(and expertise)

Relationship or bond between the corporation and its target audience Enjoyment We continually strive to reach out to a diverse customer base, and produce good food that will be enjoyed by families across the globe. Corporations ability to generate contentment and joy, pleasure and satisfaction.

159

CULTURE A

CREDIBILITY I CSR COMMU

ICATIO

Appendix 4____________________________
Ethos analysis numbers overview
102 sentences analysed for Arla and Smithfield, respectively. Arla: 112 appeals Smithfield: 111 appeals

160

CULTURE A

CREDIBILITY I CSR COMMU

ICATIO

Appeals according to CSR issue

Arla Economic

Smithfield

Expertise 1 1

Appeal:

Arla

Smithfield

Expertise

34

47

Character

54

41

Goodwill

24

23

Double appeals:

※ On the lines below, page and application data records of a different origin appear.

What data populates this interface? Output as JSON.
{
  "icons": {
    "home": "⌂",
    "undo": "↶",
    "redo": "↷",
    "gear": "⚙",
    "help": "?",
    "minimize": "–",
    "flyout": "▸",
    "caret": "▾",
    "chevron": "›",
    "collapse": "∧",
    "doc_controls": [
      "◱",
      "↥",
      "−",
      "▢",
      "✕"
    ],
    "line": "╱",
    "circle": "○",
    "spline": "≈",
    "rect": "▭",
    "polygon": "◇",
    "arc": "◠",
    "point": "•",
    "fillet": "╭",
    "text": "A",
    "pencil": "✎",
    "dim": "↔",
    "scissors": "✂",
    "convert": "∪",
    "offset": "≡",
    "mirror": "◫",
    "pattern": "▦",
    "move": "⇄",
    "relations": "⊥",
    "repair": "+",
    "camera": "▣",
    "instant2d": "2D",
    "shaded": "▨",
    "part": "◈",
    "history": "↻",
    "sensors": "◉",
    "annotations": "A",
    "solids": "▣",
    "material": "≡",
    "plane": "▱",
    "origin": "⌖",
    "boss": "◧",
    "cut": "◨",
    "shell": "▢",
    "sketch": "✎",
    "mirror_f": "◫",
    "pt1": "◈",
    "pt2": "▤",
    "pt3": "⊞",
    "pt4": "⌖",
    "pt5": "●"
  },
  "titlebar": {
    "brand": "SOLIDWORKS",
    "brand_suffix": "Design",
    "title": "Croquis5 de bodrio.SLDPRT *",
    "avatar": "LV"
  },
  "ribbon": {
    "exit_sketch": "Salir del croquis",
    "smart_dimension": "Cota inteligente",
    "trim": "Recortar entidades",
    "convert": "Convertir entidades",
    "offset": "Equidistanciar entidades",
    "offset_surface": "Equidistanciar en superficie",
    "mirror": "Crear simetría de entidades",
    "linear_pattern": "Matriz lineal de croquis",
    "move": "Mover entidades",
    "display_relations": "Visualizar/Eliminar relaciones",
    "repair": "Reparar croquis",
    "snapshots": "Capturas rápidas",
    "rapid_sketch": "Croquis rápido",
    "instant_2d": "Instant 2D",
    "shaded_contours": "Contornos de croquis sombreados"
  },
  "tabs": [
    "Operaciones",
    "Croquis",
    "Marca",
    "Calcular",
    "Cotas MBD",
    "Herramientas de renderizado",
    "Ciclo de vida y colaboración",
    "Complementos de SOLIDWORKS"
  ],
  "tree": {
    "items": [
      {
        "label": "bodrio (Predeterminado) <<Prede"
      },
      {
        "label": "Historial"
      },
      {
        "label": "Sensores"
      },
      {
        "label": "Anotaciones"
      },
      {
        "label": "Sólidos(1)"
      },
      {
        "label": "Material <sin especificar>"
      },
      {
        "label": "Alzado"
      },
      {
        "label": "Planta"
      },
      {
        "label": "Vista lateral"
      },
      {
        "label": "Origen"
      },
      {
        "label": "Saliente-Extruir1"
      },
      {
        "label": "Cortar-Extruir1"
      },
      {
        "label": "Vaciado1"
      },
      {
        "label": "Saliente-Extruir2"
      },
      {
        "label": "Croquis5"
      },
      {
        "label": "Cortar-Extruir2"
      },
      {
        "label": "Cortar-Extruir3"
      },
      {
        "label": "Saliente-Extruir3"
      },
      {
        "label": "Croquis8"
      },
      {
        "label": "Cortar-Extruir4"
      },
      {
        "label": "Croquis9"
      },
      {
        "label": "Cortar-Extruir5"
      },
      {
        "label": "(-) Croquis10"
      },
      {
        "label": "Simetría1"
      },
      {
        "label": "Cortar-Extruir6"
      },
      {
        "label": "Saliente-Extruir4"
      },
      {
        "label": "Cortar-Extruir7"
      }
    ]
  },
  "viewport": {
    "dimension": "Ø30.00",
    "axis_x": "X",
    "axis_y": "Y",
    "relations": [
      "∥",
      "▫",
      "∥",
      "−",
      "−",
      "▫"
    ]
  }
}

Expertise + character:

Expertise + goodwill:

Character + goodwill:

Double same appeals:

Expertise:

Character:

0 161

Goodwill:

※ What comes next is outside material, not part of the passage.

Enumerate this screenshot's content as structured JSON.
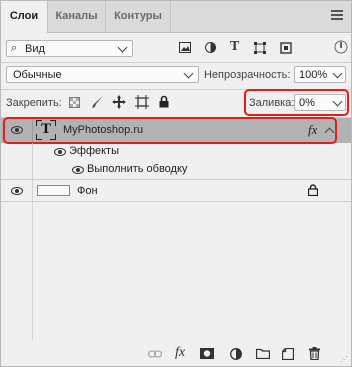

CULTURE A

CREDIBILITY I CSR COMMU

ICATIO

Character 1 Goodwill 0 0 1

Lawfulness Expertise 0 Character 10 Goodwill 0 0 0 0

Employees Expertise 2 Character 15 Goodwill 3 6 20 8

Animal welfare Expertise 2 Character 4 Goodwill 0 1 1 10

162

CULTURE A

CREDIBILITY I CSR COMMU

ICATIO

Food safety Expertise 15 Character 6 Goodwill 3 1 2 6

Environment Expertise 6 Character 11 Goodwill 0 4 12 19

Food & health Expertise 4 Character 3 Goodwill 6 0 0 0

Community Expertise 3 Character 3 4 2

163

CULTURE A

CREDIBILITY I CSR COMMU

ICATIO

Goodwill 7 8

General CSR statements Expertise 2 Character 3 Goodwill 2 3 1 1

164